%%

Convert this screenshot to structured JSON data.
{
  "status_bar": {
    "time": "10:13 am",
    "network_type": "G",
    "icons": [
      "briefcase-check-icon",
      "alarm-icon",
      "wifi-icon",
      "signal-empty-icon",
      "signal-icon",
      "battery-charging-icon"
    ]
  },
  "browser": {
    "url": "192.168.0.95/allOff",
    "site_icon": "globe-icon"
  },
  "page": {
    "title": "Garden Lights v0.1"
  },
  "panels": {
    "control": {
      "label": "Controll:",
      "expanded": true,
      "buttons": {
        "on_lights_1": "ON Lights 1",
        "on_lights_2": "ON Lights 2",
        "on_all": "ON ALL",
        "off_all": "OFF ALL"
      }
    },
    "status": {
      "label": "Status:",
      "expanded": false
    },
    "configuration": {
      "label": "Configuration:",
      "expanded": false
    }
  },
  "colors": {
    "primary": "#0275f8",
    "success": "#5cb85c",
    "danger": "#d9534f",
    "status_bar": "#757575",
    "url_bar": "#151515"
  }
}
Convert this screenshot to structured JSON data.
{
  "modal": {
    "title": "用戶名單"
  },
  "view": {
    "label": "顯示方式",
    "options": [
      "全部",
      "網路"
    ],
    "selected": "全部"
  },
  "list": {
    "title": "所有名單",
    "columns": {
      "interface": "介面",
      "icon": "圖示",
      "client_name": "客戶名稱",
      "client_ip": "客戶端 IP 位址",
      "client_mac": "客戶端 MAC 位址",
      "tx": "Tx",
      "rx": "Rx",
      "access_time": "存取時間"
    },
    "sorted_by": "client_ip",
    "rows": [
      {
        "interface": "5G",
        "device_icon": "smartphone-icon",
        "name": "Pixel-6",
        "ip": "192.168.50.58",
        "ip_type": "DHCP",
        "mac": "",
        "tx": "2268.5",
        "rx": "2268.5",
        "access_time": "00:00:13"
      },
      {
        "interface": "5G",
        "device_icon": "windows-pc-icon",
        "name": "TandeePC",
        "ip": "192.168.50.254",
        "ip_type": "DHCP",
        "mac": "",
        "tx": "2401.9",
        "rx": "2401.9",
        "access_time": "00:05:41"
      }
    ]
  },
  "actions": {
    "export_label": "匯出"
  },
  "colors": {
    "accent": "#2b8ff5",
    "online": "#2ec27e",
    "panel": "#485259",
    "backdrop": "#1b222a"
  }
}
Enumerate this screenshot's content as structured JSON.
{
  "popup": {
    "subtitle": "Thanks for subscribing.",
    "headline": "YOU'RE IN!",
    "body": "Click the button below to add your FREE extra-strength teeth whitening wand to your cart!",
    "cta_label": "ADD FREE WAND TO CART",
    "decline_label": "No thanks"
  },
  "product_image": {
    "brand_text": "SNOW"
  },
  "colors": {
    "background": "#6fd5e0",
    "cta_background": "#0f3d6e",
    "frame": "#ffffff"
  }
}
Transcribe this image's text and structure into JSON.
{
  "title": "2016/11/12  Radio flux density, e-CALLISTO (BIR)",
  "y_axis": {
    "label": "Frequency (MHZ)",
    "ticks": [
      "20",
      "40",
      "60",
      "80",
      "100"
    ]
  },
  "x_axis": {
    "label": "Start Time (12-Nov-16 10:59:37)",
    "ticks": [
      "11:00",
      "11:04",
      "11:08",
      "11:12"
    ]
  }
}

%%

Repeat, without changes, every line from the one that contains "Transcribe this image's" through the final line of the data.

Transcribe this image's text and structure into JSON.
{
  "title": "2016/11/12  Radio flux density, e-CALLISTO (BIR)",
  "y_axis": {
    "label": "Frequency (MHZ)",
    "ticks": [
      "20",
      "40",
      "60",
      "80",
      "100"
    ]
  },
  "x_axis": {
    "label": "Start Time (12-Nov-16 10:59:37)",
    "ticks": [
      "11:00",
      "11:04",
      "11:08",
      "11:12"
    ]
  }
}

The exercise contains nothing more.